About this time each year, high schools are busy planning graduation. One of those tasks is securing a graduation speaker, and in most cases is something that happens with little fanfare. April 29, 2009, almost three years ago today, an article broke in our local newspaper which shaped the course for the rest of that day, and paved the way for a great deal of excitement and hard work over the next month.
Months earlier, Superintendent Joanne Horton had the idea to extend an invitation to Dr. Condoleezza Rice to be the high school graduation speaker. Having left the office of Secretary of State several months prior and having ties to Alabama, we thought while it was a long shot, it was a request worth extending. Because it was a long shot, very few were told of the invitation. When a long shot became a reality, the plans remained confidential as many of the details were worked out. One of the decisions made was that our local newspaper, The Daily Home, would be the one to break the story.
And so on April 29 three years ago, the front page story was that of former Secretary of State Condoleezza Rice coming to town as the high school graduation speaker. And on April 29, the phone started ringing with people who ordinarily would have had no desire to attend a high school graduation asking how they could attend this one.
The ceremony was to take place in the stadium, but in case of rain, having a “Plan B” was a necessity. The school system had a 1,500-seat auditorium, which normally would have been a gracious plenty. Under these circumstances, that auditorium was starting to look very small.

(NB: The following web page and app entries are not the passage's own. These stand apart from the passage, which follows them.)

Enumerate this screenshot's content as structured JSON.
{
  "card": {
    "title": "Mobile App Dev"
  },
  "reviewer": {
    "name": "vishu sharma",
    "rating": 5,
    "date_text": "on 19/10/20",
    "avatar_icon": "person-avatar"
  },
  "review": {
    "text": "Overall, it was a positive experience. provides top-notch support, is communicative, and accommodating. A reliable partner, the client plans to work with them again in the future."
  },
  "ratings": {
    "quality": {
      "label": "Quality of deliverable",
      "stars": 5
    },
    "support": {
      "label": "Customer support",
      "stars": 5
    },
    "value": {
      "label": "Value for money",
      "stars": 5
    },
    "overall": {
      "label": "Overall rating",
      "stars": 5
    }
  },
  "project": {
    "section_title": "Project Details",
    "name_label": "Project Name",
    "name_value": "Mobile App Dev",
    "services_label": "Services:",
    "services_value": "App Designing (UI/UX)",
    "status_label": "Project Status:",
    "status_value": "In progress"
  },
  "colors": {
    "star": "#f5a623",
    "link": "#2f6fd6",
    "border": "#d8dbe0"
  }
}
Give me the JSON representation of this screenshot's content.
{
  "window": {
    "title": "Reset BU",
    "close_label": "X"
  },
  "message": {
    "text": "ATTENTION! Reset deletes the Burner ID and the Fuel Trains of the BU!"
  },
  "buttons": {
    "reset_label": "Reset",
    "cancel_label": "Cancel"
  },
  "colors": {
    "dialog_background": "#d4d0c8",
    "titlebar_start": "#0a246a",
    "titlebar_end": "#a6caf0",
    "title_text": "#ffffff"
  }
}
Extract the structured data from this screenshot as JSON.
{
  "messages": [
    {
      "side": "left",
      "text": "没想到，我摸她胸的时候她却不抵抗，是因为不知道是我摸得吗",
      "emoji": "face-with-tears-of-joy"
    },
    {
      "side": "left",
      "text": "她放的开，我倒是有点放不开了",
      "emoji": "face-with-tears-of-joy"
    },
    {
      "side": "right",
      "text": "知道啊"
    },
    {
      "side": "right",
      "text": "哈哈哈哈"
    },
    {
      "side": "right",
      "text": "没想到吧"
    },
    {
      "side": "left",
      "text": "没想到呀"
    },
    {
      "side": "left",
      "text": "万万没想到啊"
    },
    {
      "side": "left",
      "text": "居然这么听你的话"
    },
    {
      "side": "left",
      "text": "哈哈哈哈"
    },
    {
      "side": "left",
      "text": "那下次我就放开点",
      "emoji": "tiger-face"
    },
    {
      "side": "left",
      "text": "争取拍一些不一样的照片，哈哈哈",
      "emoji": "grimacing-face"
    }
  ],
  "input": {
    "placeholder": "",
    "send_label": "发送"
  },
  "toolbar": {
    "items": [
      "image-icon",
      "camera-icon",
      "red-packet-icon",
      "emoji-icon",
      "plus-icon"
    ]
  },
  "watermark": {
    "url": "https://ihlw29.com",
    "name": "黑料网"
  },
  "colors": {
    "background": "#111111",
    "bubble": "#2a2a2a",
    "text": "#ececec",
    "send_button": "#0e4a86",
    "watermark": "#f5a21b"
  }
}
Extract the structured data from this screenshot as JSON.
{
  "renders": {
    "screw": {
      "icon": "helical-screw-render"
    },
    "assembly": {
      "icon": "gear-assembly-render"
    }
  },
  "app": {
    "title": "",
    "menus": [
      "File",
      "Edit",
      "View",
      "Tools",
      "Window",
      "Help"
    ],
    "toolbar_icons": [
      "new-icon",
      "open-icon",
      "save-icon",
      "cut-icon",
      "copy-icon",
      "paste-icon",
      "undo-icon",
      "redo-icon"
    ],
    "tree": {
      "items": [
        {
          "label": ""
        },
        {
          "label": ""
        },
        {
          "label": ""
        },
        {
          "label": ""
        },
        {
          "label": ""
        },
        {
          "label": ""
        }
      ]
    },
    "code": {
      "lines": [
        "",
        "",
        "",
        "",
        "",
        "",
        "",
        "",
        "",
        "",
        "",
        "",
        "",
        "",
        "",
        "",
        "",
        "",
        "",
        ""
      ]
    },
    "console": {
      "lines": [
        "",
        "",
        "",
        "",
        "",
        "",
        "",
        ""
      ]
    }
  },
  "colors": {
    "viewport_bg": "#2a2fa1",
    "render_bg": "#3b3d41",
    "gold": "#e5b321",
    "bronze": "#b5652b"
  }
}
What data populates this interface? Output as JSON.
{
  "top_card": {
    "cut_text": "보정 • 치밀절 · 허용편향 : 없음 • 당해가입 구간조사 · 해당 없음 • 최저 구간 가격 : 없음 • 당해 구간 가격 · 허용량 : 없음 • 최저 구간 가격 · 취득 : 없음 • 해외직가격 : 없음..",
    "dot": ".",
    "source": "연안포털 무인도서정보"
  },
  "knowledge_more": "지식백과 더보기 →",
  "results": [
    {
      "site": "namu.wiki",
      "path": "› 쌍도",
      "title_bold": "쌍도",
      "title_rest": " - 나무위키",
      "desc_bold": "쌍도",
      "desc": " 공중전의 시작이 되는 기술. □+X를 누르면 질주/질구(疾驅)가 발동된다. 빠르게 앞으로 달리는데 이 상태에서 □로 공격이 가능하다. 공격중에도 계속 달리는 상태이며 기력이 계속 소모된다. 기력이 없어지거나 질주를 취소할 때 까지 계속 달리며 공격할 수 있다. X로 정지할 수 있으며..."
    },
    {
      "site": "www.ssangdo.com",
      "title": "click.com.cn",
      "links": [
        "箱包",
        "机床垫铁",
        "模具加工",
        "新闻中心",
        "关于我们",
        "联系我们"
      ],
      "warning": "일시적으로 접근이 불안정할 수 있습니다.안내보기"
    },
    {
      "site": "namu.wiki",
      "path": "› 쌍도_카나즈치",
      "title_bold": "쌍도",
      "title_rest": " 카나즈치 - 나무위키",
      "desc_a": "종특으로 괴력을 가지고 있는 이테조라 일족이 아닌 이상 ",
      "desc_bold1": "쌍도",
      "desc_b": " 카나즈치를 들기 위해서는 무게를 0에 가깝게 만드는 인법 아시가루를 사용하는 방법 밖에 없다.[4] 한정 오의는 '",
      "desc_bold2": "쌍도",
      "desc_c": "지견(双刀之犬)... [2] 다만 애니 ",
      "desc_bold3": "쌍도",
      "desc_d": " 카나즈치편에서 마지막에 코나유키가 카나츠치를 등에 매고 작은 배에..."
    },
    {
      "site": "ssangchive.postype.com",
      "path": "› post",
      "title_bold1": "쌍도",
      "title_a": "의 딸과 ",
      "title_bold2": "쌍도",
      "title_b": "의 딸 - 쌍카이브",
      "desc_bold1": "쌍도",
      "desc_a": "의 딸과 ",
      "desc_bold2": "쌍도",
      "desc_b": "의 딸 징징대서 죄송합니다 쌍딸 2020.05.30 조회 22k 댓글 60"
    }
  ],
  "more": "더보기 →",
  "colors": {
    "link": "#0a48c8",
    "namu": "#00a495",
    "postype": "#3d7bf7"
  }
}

In addition, Dr. Rice was still under Secret Service protection, and the Secret Service wanted to know the name of every person who would be attending the ceremony. How in the world were we going to handle the logistics? Enter Google Docs.
I created a Google Docs spreadsheet and entered across the top row the information we would want to know about each attendee: name, address, phone, e-mail, and how many tickets. I created a “form” from the spreadsheet (Tools>Form>Create a form). On the form, I edited the field for “number of tickets” so that instead of being a short-answer blank, it became a drop-down menu with “1” and “2” as the possible choices. I took the link at the bottom of the form and used it to create a link on the school district’s blog.
When people called inquiring how to attend graduation, they were simply told to go to the school district’s blog and click the link. There, they filled out their requests. As soon as they clicked “Submit,” their request automatically populated the next blank line of the spreadsheet, and the request was even date and time stamped.
The Google Docs spreadsheet was shared so that at any time, the superintendent, high school principals, appropriate central office clerical staff, and I could see all of the requests in the order they were received.
Communication needed to happen with every person who had requested tickets. If the event was being held in the stadium, each person needed to be holding a ticket because of the Secret Service requirements. In the case of rain, we had to notify people as to whether they could be accommodated in the 1,500-seat auditorium or whether they would be amongst the overflow watching the ceremony on closed-circuit TV in the high school gym.
We knew how many family members and close friends each graduate would have coming to see him or her, our first priority for seating in the auditorium. We knew how many teachers and their spouses would be attending, our next priority. Selected dignitaries had been invited, and we knew those numbers. Subtract the grand total from 1,500, and we had the number of people from our spreadsheet who we could seat in the auditorium.
We went down the spreadsheet to the point which would serve as the dividing line between who we could seat in the auditorium and who we could not. We copied and pasted all of the e-mail addresses above that line into the bcc line of one e-mail. We sent that group of people an e-mail instructing them where and when to pick up their tickets. The e-mail went on to state that in the event of rain, their ticket would allow them into the auditorium. We highlighted all of the addresses below the line and pasted them into the bcc line of a second e-mail. This e-mail told where and when they could pick up their tickets. But this e-mail stated that in the event of rain, their ticket would allow them into the high school gym where they could watch the ceremony on closed-circuit TV.
All of the requests and all of the communications were handled easily, all due to Google Docs. I had always though of Google Docs as a time-saver. In this case, it was more like a life-saver